» EXERCISE DETAILS:
Line by line, copy the records below exactly.

» INFORMATION SUPPLIED:
##########

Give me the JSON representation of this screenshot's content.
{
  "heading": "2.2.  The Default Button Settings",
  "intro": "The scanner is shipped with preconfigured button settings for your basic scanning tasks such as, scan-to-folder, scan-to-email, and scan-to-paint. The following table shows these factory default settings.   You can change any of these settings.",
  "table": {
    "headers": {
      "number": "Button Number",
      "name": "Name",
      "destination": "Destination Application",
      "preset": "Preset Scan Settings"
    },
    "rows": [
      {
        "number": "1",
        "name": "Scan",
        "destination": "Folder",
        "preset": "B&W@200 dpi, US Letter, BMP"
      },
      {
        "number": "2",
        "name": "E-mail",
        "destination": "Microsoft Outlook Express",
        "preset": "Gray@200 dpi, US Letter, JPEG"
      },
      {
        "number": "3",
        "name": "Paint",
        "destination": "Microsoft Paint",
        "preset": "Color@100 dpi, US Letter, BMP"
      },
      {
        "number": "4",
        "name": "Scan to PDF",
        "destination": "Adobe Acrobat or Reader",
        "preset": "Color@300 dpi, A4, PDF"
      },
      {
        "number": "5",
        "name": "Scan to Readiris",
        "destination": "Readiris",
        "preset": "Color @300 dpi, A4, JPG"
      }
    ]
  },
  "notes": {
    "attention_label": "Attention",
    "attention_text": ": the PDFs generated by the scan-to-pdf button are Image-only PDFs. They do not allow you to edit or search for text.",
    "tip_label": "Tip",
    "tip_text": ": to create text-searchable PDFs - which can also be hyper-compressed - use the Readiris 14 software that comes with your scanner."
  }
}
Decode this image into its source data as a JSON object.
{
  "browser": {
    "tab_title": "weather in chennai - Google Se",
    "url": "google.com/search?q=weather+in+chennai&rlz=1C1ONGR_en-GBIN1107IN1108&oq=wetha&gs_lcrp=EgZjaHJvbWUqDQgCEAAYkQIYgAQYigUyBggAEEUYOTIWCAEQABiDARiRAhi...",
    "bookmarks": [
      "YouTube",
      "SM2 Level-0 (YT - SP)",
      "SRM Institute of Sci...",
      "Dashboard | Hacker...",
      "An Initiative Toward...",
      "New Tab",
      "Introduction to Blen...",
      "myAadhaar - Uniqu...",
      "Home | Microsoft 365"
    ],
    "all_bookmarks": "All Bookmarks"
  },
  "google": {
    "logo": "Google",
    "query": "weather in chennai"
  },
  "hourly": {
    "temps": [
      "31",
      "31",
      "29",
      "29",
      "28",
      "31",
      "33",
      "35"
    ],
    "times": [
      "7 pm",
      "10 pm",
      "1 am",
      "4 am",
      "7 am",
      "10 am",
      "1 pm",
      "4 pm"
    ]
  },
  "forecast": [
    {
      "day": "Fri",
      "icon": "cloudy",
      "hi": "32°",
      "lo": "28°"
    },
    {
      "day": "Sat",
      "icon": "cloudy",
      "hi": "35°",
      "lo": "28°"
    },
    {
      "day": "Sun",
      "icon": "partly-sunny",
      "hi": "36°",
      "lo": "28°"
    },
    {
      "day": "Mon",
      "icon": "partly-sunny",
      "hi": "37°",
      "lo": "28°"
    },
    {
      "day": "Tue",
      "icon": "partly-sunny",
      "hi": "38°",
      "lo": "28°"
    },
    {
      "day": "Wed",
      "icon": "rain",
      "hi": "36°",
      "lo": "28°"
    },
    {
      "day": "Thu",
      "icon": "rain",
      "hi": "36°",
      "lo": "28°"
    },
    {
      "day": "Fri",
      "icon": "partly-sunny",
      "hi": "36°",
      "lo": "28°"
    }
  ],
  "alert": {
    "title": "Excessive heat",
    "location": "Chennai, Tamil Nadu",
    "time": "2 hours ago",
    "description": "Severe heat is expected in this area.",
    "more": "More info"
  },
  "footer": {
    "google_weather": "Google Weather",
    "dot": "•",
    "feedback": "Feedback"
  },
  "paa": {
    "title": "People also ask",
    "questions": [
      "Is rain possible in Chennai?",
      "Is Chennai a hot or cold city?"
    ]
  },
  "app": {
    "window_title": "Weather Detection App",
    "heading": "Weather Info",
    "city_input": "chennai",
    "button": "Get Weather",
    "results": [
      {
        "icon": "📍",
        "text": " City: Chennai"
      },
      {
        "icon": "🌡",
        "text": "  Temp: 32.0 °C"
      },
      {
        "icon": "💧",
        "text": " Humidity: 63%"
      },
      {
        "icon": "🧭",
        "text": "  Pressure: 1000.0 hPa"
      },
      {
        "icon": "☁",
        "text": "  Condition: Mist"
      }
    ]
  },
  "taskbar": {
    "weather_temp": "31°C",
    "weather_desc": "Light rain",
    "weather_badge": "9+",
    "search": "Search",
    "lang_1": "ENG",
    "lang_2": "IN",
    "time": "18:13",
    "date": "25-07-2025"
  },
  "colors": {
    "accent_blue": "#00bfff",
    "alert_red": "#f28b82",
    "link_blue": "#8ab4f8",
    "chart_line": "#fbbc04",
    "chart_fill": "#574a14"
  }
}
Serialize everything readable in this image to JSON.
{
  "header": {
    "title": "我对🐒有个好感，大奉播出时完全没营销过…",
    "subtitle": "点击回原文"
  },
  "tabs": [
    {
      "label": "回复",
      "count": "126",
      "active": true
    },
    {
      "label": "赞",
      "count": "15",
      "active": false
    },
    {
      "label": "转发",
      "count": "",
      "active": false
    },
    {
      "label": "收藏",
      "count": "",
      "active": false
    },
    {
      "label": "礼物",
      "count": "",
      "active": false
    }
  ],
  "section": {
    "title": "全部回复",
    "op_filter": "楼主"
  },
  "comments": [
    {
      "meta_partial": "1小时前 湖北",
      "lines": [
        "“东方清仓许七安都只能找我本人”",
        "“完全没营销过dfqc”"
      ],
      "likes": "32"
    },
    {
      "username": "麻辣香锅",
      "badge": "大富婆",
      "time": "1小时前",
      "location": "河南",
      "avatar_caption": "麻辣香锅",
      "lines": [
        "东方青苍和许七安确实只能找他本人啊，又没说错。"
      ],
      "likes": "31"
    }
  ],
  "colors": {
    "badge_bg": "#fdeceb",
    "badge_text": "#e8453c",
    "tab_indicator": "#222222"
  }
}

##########

» SOLUTION TO THIS PROBLEM:
Give me the JSON representation of this screenshot's content.
{
  "heading": "2.2.  The Default Button Settings",
  "intro": "The scanner is shipped with preconfigured button settings for your basic scanning tasks such as, scan-to-folder, scan-to-email, and scan-to-paint. The following table shows these factory default settings.   You can change any of these settings.",
  "table": {
    "headers": {
      "number": "Button Number",
      "name": "Name",
      "destination": "Destination Application",
      "preset": "Preset Scan Settings"
    },
    "rows": [
      {
        "number": "1",
        "name": "Scan",
        "destination": "Folder",
        "preset": "B&W@200 dpi, US Letter, BMP"
      },
      {
        "number": "2",
        "name": "E-mail",
        "destination": "Microsoft Outlook Express",
        "preset": "Gray@200 dpi, US Letter, JPEG"
      },
      {
        "number": "3",
        "name": "Paint",
        "destination": "Microsoft Paint",
        "preset": "Color@100 dpi, US Letter, BMP"
      },
      {
        "number": "4",
        "name": "Scan to PDF",
        "destination": "Adobe Acrobat or Reader",
        "preset": "Color@300 dpi, A4, PDF"
      },
      {
        "number": "5",
        "name": "Scan to Readiris",
        "destination": "Readiris",
        "preset": "Color @300 dpi, A4, JPG"
      }
    ]
  },
  "notes": {
    "attention_label": "Attention",
    "attention_text": ": the PDFs generated by the scan-to-pdf button are Image-only PDFs. They do not allow you to edit or search for text.",
    "tip_label": "Tip",
    "tip_text": ": to create text-searchable PDFs - which can also be hyper-compressed - use the Readiris 14 software that comes with your scanner."
  }
}
Decode this image into its source data as a JSON object.
{
  "browser": {
    "tab_title": "weather in chennai - Google Se",
    "url": "google.com/search?q=weather+in+chennai&rlz=1C1ONGR_en-GBIN1107IN1108&oq=wetha&gs_lcrp=EgZjaHJvbWUqDQgCEAAYkQIYgAQYigUyBggAEEUYOTIWCAEQABiDARiRAhi...",
    "bookmarks": [
      "YouTube",
      "SM2 Level-0 (YT - SP)",
      "SRM Institute of Sci...",
      "Dashboard | Hacker...",
      "An Initiative Toward...",
      "New Tab",
      "Introduction to Blen...",
      "myAadhaar - Uniqu...",
      "Home | Microsoft 365"
    ],
    "all_bookmarks": "All Bookmarks"
  },
  "google": {
    "logo": "Google",
    "query": "weather in chennai"
  },
  "hourly": {
    "temps": [
      "31",
      "31",
      "29",
      "29",
      "28",
      "31",
      "33",
      "35"
    ],
    "times": [
      "7 pm",
      "10 pm",
      "1 am",
      "4 am",
      "7 am",
      "10 am",
      "1 pm",
      "4 pm"
    ]
  },
  "forecast": [
    {
      "day": "Fri",
      "icon": "cloudy",
      "hi": "32°",
      "lo": "28°"
    },
    {
      "day": "Sat",
      "icon": "cloudy",
      "hi": "35°",
      "lo": "28°"
    },
    {
      "day": "Sun",
      "icon": "partly-sunny",
      "hi": "36°",
      "lo": "28°"
    },
    {
      "day": "Mon",
      "icon": "partly-sunny",
      "hi": "37°",
      "lo": "28°"
    },
    {
      "day": "Tue",
      "icon": "partly-sunny",
      "hi": "38°",
      "lo": "28°"
    },
    {
      "day": "Wed",
      "icon": "rain",
      "hi": "36°",
      "lo": "28°"
    },
    {
      "day": "Thu",
      "icon": "rain",
      "hi": "36°",
      "lo": "28°"
    },
    {
      "day": "Fri",
      "icon": "partly-sunny",
      "hi": "36°",
      "lo": "28°"
    }
  ],
  "alert": {
    "title": "Excessive heat",
    "location": "Chennai, Tamil Nadu",
    "time": "2 hours ago",
    "description": "Severe heat is expected in this area.",
    "more": "More info"
  },
  "footer": {
    "google_weather": "Google Weather",
    "dot": "•",
    "feedback": "Feedback"
  },
  "paa": {
    "title": "People also ask",
    "questions": [
      "Is rain possible in Chennai?",
      "Is Chennai a hot or cold city?"
    ]
  },
  "app": {
    "window_title": "Weather Detection App",
    "heading": "Weather Info",
    "city_input": "chennai",
    "button": "Get Weather",
    "results": [
      {
        "icon": "📍",
        "text": " City: Chennai"
      },
      {
        "icon": "🌡",
        "text": "  Temp: 32.0 °C"
      },
      {
        "icon": "💧",
        "text": " Humidity: 63%"
      },
      {
        "icon": "🧭",
        "text": "  Pressure: 1000.0 hPa"
      },
      {
        "icon": "☁",
        "text": "  Condition: Mist"
      }
    ]
  },
  "taskbar": {
    "weather_temp": "31°C",
    "weather_desc": "Light rain",
    "weather_badge": "9+",
    "search": "Search",
    "lang_1": "ENG",
    "lang_2": "IN",
    "time": "18:13",
    "date": "25-07-2025"
  },
  "colors": {
    "accent_blue": "#00bfff",
    "alert_red": "#f28b82",
    "link_blue": "#8ab4f8",
    "chart_line": "#fbbc04",
    "chart_fill": "#574a14"
  }
}
Serialize everything readable in this image to JSON.
{
  "header": {
    "title": "我对🐒有个好感，大奉播出时完全没营销过…",
    "subtitle": "点击回原文"
  },
  "tabs": [
    {
      "label": "回复",
      "count": "126",
      "active": true
    },
    {
      "label": "赞",
      "count": "15",
      "active": false
    },
    {
      "label": "转发",
      "count": "",
      "active": false
    },
    {
      "label": "收藏",
      "count": "",
      "active": false
    },
    {
      "label": "礼物",
      "count": "",
      "active": false
    }
  ],
  "section": {
    "title": "全部回复",
    "op_filter": "楼主"
  },
  "comments": [
    {
      "meta_partial": "1小时前 湖北",
      "lines": [
        "“东方清仓许七安都只能找我本人”",
        "“完全没营销过dfqc”"
      ],
      "likes": "32"
    },
    {
      "username": "麻辣香锅",
      "badge": "大富婆",
      "time": "1小时前",
      "location": "河南",
      "avatar_caption": "麻辣香锅",
      "lines": [
        "东方青苍和许七安确实只能找他本人啊，又没说错。"
      ],
      "likes": "31"
    }
  ],
  "colors": {
    "badge_bg": "#fdeceb",
    "badge_text": "#e8453c",
    "tab_indicator": "#222222"
  }
}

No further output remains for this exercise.